Here’s a poem a wrote to embody the feeling in such moments:
On the day I should have been writing this post I had been sitting in an Itsu cafe in South London. It was desolate and peaceful. And in my head as I savoured the peace I congratulated myself for finding my little haven in the bustle. Even though I only had half the day off [of work] I really didn’t know what to do. I had piled on my tabletop the various options I had considered; Bible study booklet, current reading book and notebook for creative writing. It’s quite weird having even just a relatively small amount of time on your hands if you’re used to being on the go non-stop. It’s almost like your mind has to (with a lot of effort) tell your body to chill so you properly relax; embrace the moment of stillness.

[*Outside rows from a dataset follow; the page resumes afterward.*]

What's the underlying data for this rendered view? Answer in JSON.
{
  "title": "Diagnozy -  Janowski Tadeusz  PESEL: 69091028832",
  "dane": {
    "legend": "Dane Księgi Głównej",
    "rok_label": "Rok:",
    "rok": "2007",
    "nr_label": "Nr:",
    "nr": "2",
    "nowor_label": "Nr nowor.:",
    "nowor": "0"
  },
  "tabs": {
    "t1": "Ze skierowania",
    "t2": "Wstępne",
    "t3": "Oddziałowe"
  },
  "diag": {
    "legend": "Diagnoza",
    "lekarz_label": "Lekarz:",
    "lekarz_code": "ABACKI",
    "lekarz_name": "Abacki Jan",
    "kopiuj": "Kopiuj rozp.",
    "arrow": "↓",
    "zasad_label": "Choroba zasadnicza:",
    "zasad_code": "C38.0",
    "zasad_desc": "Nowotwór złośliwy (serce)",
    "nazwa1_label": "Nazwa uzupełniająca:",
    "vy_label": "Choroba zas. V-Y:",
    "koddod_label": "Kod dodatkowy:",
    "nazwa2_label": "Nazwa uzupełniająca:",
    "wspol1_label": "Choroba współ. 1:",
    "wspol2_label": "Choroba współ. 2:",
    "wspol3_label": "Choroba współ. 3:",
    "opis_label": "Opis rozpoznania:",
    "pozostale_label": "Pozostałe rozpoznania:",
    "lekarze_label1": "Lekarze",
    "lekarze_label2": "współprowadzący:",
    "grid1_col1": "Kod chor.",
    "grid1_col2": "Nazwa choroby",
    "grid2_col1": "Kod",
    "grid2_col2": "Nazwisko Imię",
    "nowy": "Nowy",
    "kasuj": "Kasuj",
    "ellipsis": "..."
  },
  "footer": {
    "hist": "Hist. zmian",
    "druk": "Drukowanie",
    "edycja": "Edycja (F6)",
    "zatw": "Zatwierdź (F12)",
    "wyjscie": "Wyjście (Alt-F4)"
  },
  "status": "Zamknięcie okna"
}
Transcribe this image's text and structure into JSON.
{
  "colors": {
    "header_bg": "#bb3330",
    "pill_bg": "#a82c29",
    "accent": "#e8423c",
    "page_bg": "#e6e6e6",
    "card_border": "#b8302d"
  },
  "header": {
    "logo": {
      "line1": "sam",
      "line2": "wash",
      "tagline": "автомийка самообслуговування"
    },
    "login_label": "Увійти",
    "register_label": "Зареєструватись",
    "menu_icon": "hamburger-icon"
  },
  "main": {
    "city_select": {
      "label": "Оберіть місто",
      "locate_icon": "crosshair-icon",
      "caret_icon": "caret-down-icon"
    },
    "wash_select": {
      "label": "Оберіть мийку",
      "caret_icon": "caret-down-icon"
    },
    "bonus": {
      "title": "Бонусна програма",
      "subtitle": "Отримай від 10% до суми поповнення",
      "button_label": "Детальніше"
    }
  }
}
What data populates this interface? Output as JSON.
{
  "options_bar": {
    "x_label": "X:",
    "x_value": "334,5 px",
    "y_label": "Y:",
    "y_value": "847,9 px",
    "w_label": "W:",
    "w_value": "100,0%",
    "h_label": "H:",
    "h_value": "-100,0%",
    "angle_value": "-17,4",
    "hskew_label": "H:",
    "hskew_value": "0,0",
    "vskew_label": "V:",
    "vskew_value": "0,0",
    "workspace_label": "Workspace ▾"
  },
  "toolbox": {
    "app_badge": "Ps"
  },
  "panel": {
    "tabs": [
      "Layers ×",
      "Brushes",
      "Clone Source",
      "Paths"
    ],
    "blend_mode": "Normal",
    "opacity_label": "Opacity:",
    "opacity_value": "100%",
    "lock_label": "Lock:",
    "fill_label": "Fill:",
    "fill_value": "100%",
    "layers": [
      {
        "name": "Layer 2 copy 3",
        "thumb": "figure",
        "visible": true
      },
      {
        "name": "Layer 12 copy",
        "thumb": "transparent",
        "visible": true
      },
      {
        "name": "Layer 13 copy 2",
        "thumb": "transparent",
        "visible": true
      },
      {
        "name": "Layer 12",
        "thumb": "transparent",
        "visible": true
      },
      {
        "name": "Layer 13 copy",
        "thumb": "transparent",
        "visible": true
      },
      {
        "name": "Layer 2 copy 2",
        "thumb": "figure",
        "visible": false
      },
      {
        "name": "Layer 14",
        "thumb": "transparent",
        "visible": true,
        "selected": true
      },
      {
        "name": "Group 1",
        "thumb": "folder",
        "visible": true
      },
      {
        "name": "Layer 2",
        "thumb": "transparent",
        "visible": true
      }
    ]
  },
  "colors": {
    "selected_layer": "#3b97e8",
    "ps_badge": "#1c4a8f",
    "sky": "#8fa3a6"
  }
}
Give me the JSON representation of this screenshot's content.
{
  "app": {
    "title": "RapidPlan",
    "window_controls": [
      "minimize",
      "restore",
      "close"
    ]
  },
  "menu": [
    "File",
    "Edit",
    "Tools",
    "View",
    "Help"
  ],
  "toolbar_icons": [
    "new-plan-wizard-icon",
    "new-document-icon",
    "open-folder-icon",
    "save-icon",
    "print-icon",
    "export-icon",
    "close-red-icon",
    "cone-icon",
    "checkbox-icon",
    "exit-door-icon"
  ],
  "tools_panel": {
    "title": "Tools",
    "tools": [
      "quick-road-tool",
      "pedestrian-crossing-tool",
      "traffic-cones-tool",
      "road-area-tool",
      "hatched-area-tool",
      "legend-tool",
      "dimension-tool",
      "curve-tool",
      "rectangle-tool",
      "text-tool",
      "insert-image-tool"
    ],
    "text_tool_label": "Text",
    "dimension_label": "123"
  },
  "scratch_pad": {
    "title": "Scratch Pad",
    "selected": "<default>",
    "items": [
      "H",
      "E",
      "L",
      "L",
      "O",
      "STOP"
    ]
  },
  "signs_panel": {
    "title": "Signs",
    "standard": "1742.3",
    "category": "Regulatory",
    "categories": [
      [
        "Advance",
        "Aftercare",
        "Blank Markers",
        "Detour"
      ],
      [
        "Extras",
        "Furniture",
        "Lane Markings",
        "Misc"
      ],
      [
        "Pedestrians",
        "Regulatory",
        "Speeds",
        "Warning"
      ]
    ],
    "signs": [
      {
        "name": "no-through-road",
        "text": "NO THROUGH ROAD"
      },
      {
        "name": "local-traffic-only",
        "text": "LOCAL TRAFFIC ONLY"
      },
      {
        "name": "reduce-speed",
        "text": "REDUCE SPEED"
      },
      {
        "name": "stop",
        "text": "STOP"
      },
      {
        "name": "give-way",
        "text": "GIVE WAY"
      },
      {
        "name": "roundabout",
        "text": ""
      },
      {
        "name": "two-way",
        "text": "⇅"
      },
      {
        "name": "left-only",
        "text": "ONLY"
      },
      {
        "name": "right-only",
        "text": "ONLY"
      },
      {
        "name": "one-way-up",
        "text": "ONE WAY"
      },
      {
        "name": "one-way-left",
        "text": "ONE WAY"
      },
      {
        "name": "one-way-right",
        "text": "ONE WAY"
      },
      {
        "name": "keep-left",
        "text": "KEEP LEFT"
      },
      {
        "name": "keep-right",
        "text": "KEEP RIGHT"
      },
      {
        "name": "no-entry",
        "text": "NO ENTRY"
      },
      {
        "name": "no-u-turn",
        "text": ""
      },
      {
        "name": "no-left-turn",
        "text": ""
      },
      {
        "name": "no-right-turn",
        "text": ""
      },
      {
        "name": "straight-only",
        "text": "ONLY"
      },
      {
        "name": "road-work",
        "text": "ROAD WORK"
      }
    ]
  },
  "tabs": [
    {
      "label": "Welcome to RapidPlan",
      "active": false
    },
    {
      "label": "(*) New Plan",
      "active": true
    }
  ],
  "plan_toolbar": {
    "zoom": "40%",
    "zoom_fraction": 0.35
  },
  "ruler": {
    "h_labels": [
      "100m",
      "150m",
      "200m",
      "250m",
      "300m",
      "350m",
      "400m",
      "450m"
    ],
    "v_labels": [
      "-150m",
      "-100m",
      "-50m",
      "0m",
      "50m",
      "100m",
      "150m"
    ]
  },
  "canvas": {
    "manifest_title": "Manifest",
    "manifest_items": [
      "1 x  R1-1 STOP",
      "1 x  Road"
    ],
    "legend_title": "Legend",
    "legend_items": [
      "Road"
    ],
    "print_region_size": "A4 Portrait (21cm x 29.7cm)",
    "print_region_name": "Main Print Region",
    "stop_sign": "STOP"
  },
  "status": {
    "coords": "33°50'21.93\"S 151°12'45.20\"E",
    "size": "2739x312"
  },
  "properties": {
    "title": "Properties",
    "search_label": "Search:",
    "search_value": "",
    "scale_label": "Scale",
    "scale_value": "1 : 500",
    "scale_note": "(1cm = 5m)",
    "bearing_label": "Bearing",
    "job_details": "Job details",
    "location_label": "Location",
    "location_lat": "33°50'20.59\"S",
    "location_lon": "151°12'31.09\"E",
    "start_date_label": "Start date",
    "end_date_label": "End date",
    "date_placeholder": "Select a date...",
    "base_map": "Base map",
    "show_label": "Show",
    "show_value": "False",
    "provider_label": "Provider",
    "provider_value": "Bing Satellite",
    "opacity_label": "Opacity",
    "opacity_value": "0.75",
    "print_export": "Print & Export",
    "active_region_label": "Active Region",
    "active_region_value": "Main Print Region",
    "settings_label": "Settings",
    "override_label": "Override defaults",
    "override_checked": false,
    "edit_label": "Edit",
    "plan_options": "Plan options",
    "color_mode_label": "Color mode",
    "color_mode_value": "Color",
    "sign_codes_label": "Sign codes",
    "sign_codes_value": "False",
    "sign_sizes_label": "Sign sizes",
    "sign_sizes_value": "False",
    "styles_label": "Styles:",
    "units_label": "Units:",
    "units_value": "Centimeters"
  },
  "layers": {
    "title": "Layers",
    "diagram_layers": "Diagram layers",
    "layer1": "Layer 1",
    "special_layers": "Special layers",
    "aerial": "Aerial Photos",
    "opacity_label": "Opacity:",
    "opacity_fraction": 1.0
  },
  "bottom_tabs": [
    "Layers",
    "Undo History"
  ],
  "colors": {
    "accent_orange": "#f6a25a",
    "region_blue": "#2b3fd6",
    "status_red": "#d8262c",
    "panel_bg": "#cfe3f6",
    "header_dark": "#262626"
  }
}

As I adjusted and became more comfortable I people watched. In the back of my mind, I imagined being in a small and chic Parisian cafe watching busy folk curry across pavements to the sound of sipping coffee.
It was quiet in the shop but a customer sitting by the door inspired this: